One of the greatest blessings in the age of technology is the comfort it has afforded us in terms of remote working. In the present design of work teams, people are increasingly communicating using technology media and software. Therefore, the shift to remote work is palpable. In tandem with this trend, more and more people are now inclined to create offices within their homes.
Creating a dedicated space in the house to function as your office can be extremely tricky. There is a fragile balance to be established between comfort and productivity. To add to the conundrum, you might yourself with not a lot of space at your disposal. So how can one squeeze in a loaded workspace in a nook while simultaneously leaving space for sprucing it up with work essentials? How can you ensure minimal distractions and interruptions while keeping up with the logistical requirements of your work in a cramped space? Here are some tips:

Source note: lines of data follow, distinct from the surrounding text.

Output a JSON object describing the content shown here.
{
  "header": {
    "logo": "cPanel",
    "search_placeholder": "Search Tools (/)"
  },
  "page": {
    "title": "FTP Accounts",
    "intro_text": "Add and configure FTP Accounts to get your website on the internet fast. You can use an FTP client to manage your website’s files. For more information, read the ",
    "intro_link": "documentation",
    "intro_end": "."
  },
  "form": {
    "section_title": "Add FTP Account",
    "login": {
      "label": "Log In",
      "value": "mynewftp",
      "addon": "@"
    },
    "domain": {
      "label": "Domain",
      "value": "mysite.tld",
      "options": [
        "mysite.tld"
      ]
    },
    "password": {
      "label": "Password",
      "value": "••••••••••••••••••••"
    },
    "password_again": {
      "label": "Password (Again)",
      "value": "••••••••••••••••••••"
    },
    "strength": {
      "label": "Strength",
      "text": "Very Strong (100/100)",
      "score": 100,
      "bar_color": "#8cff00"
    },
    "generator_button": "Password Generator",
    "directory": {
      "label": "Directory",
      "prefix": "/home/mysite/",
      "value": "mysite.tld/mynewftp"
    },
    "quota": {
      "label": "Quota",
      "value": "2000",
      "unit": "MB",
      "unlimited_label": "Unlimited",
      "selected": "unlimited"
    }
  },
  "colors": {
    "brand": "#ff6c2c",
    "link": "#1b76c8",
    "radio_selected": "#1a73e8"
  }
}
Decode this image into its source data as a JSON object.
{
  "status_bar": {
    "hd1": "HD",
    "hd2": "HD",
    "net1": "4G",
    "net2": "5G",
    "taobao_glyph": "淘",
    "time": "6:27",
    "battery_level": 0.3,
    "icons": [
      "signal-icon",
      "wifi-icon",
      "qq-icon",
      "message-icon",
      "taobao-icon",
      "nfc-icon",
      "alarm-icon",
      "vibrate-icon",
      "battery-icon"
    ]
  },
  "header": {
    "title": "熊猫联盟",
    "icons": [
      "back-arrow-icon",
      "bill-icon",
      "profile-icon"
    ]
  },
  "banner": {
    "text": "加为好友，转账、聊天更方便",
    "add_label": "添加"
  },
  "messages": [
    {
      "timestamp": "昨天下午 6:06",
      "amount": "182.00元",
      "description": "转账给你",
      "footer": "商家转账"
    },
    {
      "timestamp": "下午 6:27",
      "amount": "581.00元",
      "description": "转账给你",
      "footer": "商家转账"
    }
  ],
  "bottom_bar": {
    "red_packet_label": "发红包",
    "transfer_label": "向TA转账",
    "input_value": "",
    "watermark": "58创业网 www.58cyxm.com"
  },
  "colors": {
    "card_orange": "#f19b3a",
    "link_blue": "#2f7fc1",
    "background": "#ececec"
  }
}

First of all, let’s begin by redesigning the space so that it no longer looks ‘cramped’. How? Find an underused part of your house and make the most of the space at your disposal. Swear by the principle of minimalism - whether it is your furniture, your stationery, other office tools or even technology equipment. Use minimalism as a tool when you structure and decorate your home office. Steer away from the bedroom to avoid the monstrous temptation of a nap. Use a whiteboard or sticky notes to keep focused on the to-do list or the task list at hand. Keep the color palette on the walls and furniture to a maximum of two colors. Stick to the essentials at all times. Minimalism will help you make decisions faster too and prevent you from getting bogged down by frills and clutter. For instance, if you place a chunky desk, it can crowd a small space. Look for options that are airy, see-through and leggy, so that you don’t keep bumping into furniture pieces or tripping off the furniture legs or hitting your toes against edges.
In keeping with the idea of minimalism, design the actual workstation as a ‘sit-stand workstation’. This way your furniture can complement your aesthetic of minimalism. There are multiple options you can consider. One, you can use the standing workstation that will accommodate no more than a laptop, a notebook-planner and a coffee mug at a time. When you want to sit down, you can simply put up a bar stool. The idea with a small space is to not get too comfortable or cozy, or else you will end up spending most of your time in a hole. Not to mention, it might hurt your productivity severely if you get too comfortable. The furniture should be functional in its ergonomics.
Alternatively, you can use a low-profile desk that consists of just a table-top and a drawer. Again, the minimal design of the workspace can be complemented by a shelf structure above it on the wall. The shelving will make room for books, act as stationery storage, serve the purpose of a filing cabinet and support a printer. Finally, you can also experiment with wall-mounted furniture. A floating desk and wall-mounted storage unit can transform any odd corner of your home into an office.
Keep in mind the logistics of your work. What are the technology, tools, stationery and equipment you need on a daily basis? If you undertake extensive research projects that need markers and lists, a whiteboard or a pin-board is non-negotiable. The wall could be better used for that. If your work requires a lot of storage in terms of say, designs and samples, having a shelf mounted on the wall will be a much better use of the space.
Other logistical considerations include internet connection and mobile networks for communications, room echo and wiring for recording or conference calls, among other job-specific requirements.
Just because it is a home office doesn’t mean it should be any less airy or well-lit. It is imperative that the home office should have a window, not just for proper ventilation, but also because natural light can do wonders to the look of the room. Being a small nook, natural light will also create an airy space so that you can breathe easily without any signs of claustrophobia. When designing your home office, ensure that natural light has an outlet to enter the room, for instance, through a slider or a casement window or a French door window.
Where you are going to sit — your chair is the most underrated part of the work experience. You should install only ergonomically designed office chairs and dual-function sitting/standing desks. It is ideal to go back to the principle of minimalism here too: Because the desk chair is leggy, it, too, carries little visual weight. Small spaces are best utilized with furniture that is as minimal as possible.
Make sure you are well-connected. It would defeat the purpose of setting up a home office if you are off the grid in the nook. Most of your work will be communicated and delivered on the internet, so ensure that the wires and connections can be set up in the room without hurting the overall aesthetics. Always try to minimize cords and wires whenever possible. One way is by installing modems or routers and wiring just outside the room so you can get steady internet access without crowding the room space.
It can be challenging to optimize a small room in your home as your office and to accommodate all your professional tools within a restricted space, but prioritization and minimalism are key. With these guiding principles, you can build an incredible home office in the smallest of spaces.
Author Bio: Tess Cain works at office.eco by day and is a fitness fanatic by night. She also has a deep passion for helping people in any and every way she can, from giving her time to the local homeless shelter to writing articles online on topics she has a deep passion for, you can be sure that if there is a cause or someone in need then you'll likely find Tess there.